Task brief:
All lines holding the word "JSON" in the listing below need to be copied.
■ ■ ■ ■ ■ ■ ■
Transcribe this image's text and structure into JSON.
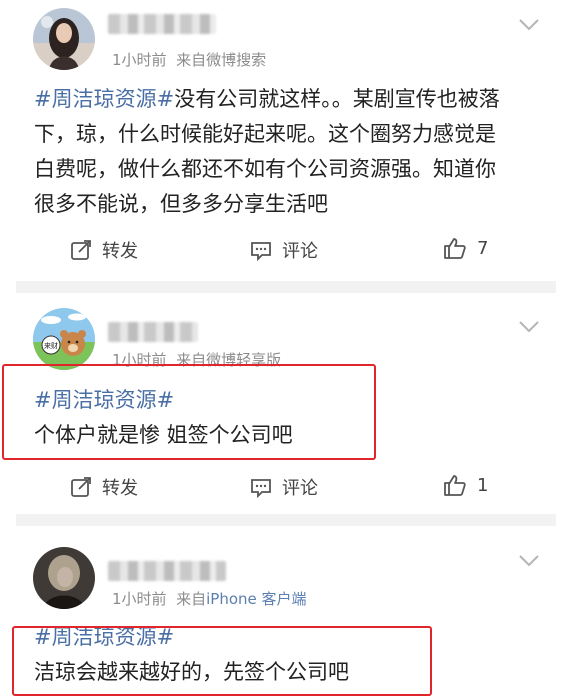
{
  "posts": [
    {
      "time": "1小时前",
      "source": "来自微博搜索",
      "topic": "#周洁琼资源#",
      "lines": [
        "没有公司就这样。。某剧宣传也被落",
        "下，琼，什么时候能好起来呢。这个圈努力感觉是",
        "白费呢，做什么都还不如有个公司资源强。知道你",
        "很多不能说，但多多分享生活吧"
      ],
      "repost_label": "转发",
      "comment_label": "评论",
      "like_count": "7"
    },
    {
      "time": "1小时前",
      "source": "来自微博轻享版",
      "avatar_text": "来财",
      "topic": "#周洁琼资源#",
      "lines": [
        "个体户就是惨 姐签个公司吧"
      ],
      "repost_label": "转发",
      "comment_label": "评论",
      "like_count": "1"
    },
    {
      "time": "1小时前",
      "source_prefix": "来自",
      "source_device": "iPhone 客户端",
      "topic": "#周洁琼资源#",
      "lines": [
        "洁琼会越来越好的，先签个公司吧"
      ]
    }
  ],
  "colors": {
    "topic": "#4a6fa5",
    "highlight_box": "#e0262b",
    "meta": "#8c8c8c"
  }
}
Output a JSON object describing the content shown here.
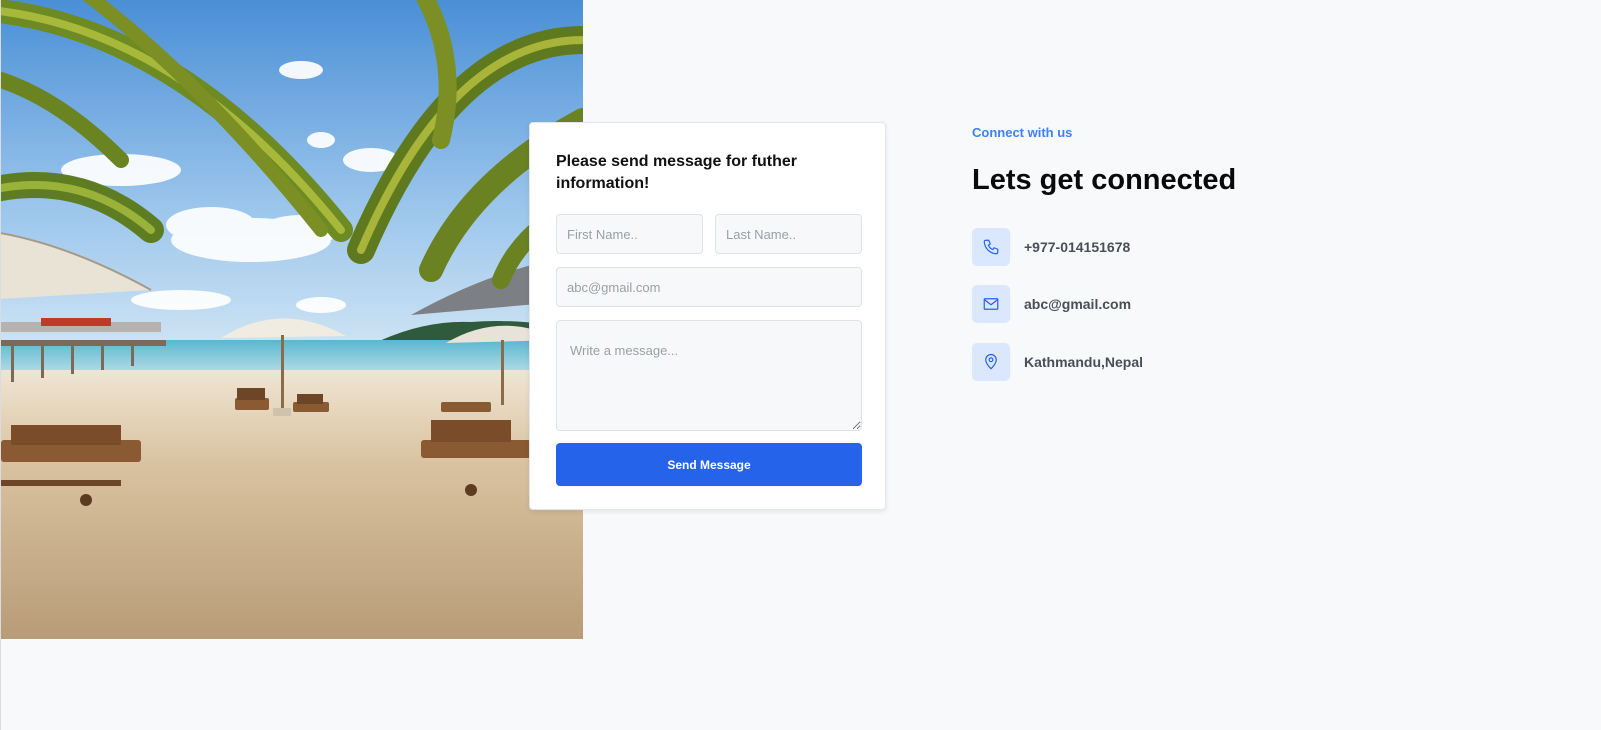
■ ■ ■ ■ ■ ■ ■
Answer to this problem:
Transcribe this image's text and structure into JSON.
Output a JSON object describing the content shown here.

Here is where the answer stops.